Last week, the White House was expected to release its report that was required by the Sequestration Transparency Act of 2012 (Pub.L. 112-155), which was signed by the President on August 7th and gave the White House’s Office of Management and Budget (OMBOffice of Management and Budget) 30 days to outline how it would implement the more than $100 billion in spending cuts during FY13. While the cuts are supposed to be taken across-the-board, the Office of Management and Budget has final say on how they would be implemented. Until now, the White House has remained mum on how sequestration would be implemented, instead focusing their efforts on how to stop sequestration. They announced that the report would be delayed for approximately one week.
Senate Majority Leader Harry Reid (D-NV) and House Speaker John Boehner (R-OH) announced on July 31 that they and President Obama have agreed on a plan to fund the government for the first six months of the new fiscal year, thus avoiding a pre-election battle over spending for FY13, which begins on October 1. The continuing resolution (CR) would fund the government through March 2013 at the overall discretionary spending level approved in last year’s Budget Control Act. This level has been used by the Senate for the FY13 appropriations process, but the House has used a figure $19 billion below that level. The CR will be drafted over the August recess, and Congress will wait until September to vote on the bill.
The CR will not take into account the looming sequestration, and so it will be interesting to see how agencies release funding opportunities through January.
After two days of various floor votes on the Commerce, Justice & Science bill, the House passed it’s first FY13 appropriations bill. Before officially passing the C-J-S legislation, the House took up and adopted H.R. 5652, the Sequester Replacement Reconciliation Act. The legislation will serve as the budget for the House for FY2013.
The overall discretionary spending level contained in legislation is $19 billion below the level contained in the Budget Control Act of last year.

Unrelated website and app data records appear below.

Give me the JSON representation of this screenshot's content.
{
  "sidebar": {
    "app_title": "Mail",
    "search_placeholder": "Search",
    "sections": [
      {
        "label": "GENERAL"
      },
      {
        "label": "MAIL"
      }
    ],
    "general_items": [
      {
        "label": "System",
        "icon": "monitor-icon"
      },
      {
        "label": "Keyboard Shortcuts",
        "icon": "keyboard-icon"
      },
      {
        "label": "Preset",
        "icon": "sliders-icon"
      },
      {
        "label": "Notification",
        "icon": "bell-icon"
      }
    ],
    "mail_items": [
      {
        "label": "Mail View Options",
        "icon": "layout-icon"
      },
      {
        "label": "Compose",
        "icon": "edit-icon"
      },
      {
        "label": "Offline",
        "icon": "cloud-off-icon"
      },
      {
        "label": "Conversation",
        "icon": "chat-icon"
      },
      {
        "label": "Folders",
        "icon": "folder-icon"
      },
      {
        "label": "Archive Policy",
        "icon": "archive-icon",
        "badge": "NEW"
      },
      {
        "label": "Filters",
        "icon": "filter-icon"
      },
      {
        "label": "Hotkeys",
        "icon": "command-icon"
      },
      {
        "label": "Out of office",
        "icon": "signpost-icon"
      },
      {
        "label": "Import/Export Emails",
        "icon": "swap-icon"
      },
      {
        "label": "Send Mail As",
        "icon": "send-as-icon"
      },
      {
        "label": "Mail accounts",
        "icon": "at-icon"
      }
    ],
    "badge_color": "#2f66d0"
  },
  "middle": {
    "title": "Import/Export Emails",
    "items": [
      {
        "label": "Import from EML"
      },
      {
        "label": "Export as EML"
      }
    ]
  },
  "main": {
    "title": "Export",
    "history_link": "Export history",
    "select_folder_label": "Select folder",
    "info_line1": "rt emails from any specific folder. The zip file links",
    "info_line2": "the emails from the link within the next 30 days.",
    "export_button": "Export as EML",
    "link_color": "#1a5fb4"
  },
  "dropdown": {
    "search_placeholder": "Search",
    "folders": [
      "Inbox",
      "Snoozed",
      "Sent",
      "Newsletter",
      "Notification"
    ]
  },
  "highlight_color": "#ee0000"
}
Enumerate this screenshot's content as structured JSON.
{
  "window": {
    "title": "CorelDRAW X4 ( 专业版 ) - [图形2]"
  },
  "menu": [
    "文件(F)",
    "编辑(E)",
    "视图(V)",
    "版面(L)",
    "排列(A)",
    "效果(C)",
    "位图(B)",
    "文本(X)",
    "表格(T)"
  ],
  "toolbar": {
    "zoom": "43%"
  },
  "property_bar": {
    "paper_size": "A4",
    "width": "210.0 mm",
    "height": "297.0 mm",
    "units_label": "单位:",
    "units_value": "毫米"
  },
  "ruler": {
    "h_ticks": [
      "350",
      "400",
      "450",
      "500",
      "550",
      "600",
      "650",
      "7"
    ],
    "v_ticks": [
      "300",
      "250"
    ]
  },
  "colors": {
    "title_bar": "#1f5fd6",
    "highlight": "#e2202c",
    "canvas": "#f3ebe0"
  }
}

It seeks to prevent the impending sequestration of the defense budget with cuts from mandatory domestic programs through the reconciliation process. However, the Senate will not take this path. There is an overall desire to not fall under the sequester rules that are pending in January, but a road out through both Houses is not clear at this point.